Center for Forensic Economic Studies Senior Economist Bernard R. Lentz, Ph.D. has ranked U.S. law schools by the number of graduates who become partners in top law firms. The law firms considered are the National Law Journal’s list of the nation’s top 100 firms.
Dr. Lentz compiled the rankings in response to a study by Professor Theodore P. Seto of Loyola Law School. Professor Seto’s study Where Do Partners Come From?, published in the Journal of Legal Education, Legal Studies Paper No. 2011-24, August 2011 [link to study], shows which schools have produced the most partners in NLJ 100 firms, but does not account for the number of graduates from each school.
The number of graduates, according to Lentz, is a significant variable. Larger graduating classes would naturally be expected to produce more partners, independent of other variables. Not considering the total number of graduates of each school renders the resulting rankings significantly less useful in indicating the overall quality of each school’s graduates and the likelihood that an individual graduate will become partner.
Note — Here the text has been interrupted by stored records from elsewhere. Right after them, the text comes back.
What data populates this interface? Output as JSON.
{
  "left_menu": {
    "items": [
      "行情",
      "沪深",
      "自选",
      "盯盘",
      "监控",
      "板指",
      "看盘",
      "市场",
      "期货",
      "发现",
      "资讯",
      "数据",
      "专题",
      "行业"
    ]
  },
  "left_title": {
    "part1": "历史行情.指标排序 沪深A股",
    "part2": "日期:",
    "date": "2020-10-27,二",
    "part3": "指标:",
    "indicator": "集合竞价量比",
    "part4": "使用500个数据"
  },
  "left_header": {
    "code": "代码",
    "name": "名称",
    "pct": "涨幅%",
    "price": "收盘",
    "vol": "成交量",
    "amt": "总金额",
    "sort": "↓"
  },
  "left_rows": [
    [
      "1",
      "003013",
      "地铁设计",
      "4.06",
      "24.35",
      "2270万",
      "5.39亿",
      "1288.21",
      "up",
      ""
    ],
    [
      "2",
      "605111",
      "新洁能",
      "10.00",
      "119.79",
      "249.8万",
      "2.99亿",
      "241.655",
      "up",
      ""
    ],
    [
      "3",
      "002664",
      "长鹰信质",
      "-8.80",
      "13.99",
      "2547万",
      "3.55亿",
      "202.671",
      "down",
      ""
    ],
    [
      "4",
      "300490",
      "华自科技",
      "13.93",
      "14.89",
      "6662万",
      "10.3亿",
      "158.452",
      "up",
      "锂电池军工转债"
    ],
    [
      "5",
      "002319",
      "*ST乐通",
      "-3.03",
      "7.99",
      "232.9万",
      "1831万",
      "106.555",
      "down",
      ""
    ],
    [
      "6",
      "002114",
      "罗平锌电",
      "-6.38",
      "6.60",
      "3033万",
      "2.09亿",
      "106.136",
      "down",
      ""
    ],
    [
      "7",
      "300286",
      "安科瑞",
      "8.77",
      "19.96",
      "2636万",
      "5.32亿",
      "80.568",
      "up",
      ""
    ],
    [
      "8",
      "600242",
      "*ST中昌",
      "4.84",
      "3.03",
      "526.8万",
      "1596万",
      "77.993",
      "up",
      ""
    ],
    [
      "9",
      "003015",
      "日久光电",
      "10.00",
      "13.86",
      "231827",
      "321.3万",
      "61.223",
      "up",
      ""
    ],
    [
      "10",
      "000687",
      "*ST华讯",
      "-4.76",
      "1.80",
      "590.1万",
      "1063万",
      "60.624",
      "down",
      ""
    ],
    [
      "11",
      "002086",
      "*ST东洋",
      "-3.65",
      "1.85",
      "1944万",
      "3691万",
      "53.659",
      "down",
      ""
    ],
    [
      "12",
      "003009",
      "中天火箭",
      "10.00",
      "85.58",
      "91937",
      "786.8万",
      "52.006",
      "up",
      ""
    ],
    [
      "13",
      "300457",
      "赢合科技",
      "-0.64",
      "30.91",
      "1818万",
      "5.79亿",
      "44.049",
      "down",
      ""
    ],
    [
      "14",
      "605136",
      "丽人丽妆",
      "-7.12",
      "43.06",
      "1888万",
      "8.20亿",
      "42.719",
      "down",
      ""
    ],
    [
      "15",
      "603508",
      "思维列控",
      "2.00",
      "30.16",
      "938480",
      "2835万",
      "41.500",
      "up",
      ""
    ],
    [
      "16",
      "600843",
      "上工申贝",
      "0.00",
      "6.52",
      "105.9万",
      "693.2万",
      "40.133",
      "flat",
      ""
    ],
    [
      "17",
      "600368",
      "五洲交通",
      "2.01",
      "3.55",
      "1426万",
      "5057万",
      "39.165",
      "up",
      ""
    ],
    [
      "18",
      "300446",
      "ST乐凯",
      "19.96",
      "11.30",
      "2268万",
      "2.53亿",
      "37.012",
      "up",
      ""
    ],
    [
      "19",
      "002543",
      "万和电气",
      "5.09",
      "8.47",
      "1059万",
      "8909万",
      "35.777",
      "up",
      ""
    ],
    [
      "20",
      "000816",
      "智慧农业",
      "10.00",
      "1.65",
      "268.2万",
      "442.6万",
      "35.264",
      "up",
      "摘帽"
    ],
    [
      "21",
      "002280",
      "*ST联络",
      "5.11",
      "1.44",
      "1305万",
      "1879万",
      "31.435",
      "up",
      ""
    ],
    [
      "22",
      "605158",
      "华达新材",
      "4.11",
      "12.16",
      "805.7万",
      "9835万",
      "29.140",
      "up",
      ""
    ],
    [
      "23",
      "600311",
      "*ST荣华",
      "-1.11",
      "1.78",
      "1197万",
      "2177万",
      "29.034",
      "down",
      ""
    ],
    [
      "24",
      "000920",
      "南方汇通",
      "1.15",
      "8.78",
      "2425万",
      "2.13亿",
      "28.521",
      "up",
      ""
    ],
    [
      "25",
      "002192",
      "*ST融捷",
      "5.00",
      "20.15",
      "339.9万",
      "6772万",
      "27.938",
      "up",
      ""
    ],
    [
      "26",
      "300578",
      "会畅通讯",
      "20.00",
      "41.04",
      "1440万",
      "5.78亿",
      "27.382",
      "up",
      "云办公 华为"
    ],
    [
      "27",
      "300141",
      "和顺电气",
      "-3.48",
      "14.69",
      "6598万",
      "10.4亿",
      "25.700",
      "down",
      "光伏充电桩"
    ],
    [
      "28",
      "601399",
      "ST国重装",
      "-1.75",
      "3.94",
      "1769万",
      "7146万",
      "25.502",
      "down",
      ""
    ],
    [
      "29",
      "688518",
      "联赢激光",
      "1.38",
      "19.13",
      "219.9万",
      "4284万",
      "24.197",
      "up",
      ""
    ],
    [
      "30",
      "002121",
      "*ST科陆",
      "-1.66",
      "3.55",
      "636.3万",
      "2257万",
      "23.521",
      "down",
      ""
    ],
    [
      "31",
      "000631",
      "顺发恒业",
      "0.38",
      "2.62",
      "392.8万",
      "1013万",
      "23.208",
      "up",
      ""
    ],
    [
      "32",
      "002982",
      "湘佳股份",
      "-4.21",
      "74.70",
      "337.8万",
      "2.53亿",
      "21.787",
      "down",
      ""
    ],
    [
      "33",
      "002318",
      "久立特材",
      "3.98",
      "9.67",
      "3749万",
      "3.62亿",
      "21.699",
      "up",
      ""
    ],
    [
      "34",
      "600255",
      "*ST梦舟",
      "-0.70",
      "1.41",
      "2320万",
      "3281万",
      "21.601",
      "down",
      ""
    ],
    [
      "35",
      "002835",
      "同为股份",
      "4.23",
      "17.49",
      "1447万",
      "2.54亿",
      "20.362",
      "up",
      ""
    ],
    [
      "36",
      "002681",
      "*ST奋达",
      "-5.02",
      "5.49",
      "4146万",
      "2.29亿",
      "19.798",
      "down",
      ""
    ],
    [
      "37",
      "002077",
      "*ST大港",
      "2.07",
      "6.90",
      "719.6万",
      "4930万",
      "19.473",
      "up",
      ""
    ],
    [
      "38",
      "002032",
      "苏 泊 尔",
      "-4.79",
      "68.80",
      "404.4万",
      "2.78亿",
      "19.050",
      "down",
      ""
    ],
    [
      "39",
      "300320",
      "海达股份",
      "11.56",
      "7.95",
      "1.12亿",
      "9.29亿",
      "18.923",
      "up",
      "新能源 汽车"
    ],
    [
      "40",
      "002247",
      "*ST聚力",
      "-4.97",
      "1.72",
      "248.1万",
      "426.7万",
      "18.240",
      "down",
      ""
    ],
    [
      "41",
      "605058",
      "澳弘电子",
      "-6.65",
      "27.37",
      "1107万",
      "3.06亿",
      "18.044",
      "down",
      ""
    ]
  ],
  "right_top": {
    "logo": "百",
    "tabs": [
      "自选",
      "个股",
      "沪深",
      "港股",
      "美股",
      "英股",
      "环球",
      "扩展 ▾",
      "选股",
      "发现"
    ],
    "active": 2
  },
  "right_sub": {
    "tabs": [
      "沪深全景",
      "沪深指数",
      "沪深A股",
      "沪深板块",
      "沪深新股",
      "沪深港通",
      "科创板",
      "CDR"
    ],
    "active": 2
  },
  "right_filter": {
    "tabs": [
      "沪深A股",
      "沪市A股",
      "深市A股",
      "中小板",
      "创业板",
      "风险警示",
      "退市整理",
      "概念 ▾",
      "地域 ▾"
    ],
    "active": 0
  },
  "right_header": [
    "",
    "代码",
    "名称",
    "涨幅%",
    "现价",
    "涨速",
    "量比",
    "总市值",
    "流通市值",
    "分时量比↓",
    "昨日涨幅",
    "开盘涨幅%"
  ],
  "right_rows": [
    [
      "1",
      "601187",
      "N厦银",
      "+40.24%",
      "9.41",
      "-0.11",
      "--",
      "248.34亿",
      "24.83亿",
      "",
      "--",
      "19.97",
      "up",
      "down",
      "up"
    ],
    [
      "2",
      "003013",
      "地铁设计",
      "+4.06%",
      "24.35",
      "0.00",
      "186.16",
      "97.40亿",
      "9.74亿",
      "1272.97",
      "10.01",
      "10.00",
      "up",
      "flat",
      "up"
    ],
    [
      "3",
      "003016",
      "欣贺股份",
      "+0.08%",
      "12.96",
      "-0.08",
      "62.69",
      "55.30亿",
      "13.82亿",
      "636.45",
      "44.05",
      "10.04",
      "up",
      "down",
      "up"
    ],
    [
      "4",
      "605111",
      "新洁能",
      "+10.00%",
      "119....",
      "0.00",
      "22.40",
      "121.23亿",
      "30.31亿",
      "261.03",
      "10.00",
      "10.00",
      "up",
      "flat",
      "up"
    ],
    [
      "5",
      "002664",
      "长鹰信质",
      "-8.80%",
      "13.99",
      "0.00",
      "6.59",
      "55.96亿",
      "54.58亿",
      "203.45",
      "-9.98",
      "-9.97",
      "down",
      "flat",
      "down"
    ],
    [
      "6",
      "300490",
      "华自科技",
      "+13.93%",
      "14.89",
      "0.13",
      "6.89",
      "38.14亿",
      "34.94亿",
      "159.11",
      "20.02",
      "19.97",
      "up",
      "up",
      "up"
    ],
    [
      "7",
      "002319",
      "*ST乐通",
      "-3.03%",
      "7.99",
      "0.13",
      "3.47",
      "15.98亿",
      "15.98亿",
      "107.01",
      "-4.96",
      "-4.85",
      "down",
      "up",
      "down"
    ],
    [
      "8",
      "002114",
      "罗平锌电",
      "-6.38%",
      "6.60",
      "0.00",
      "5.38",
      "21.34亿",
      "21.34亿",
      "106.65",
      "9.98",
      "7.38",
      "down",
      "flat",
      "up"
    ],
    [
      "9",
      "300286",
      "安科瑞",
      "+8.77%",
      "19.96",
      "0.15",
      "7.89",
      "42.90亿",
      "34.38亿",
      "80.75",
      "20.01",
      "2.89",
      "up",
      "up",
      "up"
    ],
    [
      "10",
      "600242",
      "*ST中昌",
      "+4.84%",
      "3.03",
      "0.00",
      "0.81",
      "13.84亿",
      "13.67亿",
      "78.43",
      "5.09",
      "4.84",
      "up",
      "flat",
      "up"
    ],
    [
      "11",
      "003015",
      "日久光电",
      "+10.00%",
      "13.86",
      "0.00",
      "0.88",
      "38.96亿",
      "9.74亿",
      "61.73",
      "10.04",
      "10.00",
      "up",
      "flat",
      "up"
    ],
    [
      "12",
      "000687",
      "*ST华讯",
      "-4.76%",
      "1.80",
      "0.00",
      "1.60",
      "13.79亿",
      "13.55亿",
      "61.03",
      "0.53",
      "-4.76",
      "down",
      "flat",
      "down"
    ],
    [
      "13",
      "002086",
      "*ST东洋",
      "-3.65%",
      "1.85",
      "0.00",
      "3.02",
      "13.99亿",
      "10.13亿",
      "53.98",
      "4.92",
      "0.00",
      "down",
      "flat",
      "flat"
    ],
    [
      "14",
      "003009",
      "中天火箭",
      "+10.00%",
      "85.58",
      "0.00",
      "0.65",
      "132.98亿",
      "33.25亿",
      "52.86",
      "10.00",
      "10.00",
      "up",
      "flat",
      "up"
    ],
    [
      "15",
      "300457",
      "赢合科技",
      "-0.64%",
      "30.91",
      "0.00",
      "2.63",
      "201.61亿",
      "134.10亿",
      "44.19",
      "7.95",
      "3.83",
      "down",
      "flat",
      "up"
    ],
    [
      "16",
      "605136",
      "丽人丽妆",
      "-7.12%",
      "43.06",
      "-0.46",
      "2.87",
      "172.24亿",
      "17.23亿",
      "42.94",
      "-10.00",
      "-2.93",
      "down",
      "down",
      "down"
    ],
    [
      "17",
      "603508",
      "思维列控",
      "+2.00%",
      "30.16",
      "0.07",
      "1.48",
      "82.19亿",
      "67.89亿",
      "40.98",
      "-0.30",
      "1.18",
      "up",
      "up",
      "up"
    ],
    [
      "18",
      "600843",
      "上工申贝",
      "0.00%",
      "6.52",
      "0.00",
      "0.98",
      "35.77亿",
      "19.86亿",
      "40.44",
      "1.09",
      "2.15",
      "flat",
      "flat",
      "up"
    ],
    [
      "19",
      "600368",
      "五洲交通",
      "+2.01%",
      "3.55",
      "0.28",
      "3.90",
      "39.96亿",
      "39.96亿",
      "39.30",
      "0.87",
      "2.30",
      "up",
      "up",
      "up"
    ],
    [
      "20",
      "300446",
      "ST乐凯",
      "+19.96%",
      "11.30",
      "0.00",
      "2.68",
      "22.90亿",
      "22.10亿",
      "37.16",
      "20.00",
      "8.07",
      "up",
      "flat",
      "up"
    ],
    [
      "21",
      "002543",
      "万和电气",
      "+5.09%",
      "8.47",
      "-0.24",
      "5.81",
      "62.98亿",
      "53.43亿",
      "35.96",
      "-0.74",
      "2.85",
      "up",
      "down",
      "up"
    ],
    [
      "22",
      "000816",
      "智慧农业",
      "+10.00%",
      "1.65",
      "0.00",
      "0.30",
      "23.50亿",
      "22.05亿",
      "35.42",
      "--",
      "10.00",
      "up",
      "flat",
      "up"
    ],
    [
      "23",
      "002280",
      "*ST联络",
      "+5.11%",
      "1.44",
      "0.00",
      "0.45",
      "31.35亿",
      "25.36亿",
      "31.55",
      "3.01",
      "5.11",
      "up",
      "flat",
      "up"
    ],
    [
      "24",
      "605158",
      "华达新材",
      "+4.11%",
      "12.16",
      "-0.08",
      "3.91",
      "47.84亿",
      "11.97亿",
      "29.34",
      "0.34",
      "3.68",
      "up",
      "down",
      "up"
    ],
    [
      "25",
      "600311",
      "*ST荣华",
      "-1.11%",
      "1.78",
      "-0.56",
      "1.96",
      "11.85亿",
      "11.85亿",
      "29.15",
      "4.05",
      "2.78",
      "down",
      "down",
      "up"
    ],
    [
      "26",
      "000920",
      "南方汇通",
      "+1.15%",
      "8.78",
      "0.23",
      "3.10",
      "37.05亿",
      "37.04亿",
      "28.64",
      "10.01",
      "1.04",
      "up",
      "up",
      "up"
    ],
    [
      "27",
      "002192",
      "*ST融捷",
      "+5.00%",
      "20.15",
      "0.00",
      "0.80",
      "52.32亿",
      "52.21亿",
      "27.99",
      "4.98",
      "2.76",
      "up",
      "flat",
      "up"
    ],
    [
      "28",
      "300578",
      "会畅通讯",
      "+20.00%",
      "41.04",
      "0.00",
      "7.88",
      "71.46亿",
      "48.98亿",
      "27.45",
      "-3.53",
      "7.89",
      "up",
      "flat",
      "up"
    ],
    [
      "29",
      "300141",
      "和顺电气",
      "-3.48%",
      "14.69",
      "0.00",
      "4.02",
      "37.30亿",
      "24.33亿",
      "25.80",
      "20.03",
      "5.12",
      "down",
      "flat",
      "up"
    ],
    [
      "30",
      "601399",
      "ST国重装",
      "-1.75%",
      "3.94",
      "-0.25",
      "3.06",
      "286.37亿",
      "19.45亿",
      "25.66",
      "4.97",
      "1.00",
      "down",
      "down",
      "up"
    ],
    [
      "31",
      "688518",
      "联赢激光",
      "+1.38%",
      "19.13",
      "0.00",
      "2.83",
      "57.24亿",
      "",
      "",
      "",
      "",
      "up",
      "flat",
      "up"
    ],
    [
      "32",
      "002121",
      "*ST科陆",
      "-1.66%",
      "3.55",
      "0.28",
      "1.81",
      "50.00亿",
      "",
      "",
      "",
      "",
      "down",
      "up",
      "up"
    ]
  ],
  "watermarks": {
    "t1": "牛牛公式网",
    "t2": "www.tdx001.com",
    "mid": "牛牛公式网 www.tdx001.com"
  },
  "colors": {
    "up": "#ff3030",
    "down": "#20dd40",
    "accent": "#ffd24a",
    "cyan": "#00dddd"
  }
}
When the number of graduates is considered, Dr. Lentz finds, the results diverge significantly from the Seto study.
Dr. Lentz, who concentrates on the analysis of liability and damages in employment litigation, is often called on to statistically analyze the likelihood of various career outcomes, including the likelihood of becoming a partner in a law firm.